A welcome success story from Hungary: trade unions in Mercedes, led by industriAll Europe affiliate VASAS, reached an agreement said to be one of the best agreements concluded at company level in Hungary in times of corona.
Production stopped at Mercedes in Kecskemét at the end of March. At the request of the workers, the unions represented in the company started negotiations on 17 March to maintain income and job security for more than 4,400 workers during the lockdown and beyond. After long and intense negotiations, an agreement was concluded on 25 April with the following key points:
- basic wages are maintained despite a production stop of several weeks
- job stability is guaranteed
- the 24-month working time frame permitted by governmental decree is not applied
Instead of applying the new working time frame that allows employers to unilaterally allocate working hours up to 24 months, it was agreed to deduct the hours not worked from a part of the annual holiday pay. The agreement thus provides for a one-time reduction in holiday pay depending on the salary group. In addition, the so-called attendance bonus will not be paid for the month of April where production stopped.
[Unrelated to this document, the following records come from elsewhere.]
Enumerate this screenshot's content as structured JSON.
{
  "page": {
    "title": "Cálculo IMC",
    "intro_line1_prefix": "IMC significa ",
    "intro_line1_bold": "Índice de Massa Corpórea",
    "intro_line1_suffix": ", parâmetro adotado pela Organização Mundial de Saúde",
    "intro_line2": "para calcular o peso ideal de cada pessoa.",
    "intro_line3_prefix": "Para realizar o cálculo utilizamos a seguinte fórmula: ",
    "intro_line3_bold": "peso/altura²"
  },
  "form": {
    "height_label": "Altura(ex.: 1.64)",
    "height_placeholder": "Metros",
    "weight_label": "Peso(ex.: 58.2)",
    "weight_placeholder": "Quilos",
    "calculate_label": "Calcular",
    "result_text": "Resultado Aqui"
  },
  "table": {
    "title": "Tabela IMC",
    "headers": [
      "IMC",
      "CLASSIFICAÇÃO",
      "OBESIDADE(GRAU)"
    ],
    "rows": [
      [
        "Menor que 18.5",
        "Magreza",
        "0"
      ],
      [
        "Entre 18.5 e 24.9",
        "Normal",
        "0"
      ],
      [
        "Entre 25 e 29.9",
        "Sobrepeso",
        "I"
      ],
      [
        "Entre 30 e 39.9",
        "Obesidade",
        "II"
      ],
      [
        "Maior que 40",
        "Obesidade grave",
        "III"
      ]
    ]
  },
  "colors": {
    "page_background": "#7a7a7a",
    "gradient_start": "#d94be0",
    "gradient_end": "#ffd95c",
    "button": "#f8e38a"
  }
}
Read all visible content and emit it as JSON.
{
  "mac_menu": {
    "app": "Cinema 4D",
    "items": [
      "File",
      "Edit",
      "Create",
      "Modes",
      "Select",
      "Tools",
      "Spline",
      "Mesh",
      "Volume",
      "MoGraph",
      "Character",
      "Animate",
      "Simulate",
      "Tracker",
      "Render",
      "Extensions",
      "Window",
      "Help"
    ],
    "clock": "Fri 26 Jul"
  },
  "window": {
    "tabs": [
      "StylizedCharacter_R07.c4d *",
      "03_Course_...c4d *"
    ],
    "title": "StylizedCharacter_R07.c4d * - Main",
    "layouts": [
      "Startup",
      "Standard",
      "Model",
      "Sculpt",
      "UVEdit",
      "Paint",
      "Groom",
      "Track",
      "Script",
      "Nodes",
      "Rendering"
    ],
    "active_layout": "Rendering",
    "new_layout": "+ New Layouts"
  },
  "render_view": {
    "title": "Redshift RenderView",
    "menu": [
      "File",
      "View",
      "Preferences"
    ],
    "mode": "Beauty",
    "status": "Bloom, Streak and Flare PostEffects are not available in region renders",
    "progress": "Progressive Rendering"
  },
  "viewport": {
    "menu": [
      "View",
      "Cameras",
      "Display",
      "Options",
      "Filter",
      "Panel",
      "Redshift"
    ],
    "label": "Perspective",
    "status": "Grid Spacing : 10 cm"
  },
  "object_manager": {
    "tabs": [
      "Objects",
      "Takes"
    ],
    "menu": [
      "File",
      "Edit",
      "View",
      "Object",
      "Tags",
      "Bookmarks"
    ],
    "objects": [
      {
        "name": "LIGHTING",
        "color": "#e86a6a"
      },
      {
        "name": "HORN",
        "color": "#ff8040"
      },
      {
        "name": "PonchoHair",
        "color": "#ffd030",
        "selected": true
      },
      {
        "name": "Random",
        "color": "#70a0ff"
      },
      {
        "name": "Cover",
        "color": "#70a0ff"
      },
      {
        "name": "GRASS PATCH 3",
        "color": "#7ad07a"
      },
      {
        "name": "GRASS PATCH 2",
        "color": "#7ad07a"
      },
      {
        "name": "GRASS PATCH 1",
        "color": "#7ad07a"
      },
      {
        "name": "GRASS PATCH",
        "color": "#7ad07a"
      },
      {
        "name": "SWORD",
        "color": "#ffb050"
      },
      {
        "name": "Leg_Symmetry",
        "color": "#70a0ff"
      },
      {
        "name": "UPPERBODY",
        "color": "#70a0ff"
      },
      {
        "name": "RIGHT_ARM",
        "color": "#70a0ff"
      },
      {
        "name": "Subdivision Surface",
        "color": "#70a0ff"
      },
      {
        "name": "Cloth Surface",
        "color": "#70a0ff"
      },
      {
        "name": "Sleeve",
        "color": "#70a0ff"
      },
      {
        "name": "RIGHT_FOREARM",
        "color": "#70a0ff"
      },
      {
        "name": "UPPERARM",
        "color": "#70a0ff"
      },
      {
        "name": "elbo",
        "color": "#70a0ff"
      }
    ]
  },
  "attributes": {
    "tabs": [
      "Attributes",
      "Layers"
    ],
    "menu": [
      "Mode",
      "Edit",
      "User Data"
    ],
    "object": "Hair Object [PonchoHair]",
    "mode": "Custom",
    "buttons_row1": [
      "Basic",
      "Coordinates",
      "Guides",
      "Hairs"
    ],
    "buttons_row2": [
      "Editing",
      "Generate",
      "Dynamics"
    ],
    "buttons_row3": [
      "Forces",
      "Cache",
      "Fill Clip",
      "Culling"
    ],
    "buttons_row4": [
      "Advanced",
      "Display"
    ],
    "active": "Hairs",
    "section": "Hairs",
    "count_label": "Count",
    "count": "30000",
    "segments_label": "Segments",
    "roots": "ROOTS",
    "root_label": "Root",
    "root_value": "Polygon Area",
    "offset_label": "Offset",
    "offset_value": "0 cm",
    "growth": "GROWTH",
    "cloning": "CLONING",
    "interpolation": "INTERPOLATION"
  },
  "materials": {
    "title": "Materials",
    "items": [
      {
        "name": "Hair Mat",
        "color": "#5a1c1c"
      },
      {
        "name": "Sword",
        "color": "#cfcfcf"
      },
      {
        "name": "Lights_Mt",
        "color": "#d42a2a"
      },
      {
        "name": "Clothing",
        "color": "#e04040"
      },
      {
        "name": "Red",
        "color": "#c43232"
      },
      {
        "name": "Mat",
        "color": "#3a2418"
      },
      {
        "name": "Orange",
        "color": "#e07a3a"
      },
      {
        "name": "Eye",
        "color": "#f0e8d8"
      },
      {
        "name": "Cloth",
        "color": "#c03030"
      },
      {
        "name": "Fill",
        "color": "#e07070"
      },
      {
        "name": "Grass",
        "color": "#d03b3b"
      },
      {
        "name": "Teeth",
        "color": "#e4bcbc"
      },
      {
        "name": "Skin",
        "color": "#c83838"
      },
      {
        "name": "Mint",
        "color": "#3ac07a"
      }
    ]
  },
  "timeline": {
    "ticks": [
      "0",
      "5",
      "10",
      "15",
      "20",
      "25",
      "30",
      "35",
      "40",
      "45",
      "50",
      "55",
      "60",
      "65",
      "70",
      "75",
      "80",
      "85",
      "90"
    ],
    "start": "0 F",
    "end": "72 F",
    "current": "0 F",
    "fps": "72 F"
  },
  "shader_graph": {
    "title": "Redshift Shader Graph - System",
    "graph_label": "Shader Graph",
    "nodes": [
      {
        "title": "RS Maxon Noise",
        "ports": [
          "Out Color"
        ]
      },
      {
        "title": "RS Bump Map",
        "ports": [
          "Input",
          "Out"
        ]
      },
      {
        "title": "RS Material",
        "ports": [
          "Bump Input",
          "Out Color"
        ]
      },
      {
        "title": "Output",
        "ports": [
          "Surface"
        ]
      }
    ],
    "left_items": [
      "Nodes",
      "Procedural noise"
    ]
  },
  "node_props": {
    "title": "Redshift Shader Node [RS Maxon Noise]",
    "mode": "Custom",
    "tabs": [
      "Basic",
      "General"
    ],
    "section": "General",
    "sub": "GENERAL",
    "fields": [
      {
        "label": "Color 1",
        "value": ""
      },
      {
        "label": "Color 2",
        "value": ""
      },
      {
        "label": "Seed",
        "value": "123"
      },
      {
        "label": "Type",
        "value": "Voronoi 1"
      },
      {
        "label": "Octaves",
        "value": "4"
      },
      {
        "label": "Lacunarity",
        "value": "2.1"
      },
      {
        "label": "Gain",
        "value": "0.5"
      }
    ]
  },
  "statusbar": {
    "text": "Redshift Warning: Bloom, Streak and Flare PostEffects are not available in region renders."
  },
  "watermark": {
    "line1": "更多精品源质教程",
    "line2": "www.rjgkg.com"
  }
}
As a result of the agreement, the plant can re-start activities without any staff cuts for the time being and with the basic salaries set by collective agreement at the end of 2018. Other companies in Hungary’s large automotive industry, on the other hand, expect mass redundancies. In March, some 60,000 workers had been laid off in the sector and another 90-100,000 people are expected to follow.
A lot was at stake for the colleagues at Mercedes. Labour legislation in Hungary is weak and workers must fight for their own protection. However, supported by experts from VASAS headquarter and the VASAS regional office, the plant-level negotiators Kitti Besenyi and István Szlávik managed to reach their main goals in the marathon negotiations.
Luc Triangle, General Secretary of industriAll Europe comments:
“We welcome this agreement. It is reassuring to see that collective bargaining has delivered such positive results and given a perspective to automotive workers at Mercedes in Hungary in these difficult times. It is a fair and stable foundation for re-starting activities.”
Contact: Andrea Husen-Bradley, press and communication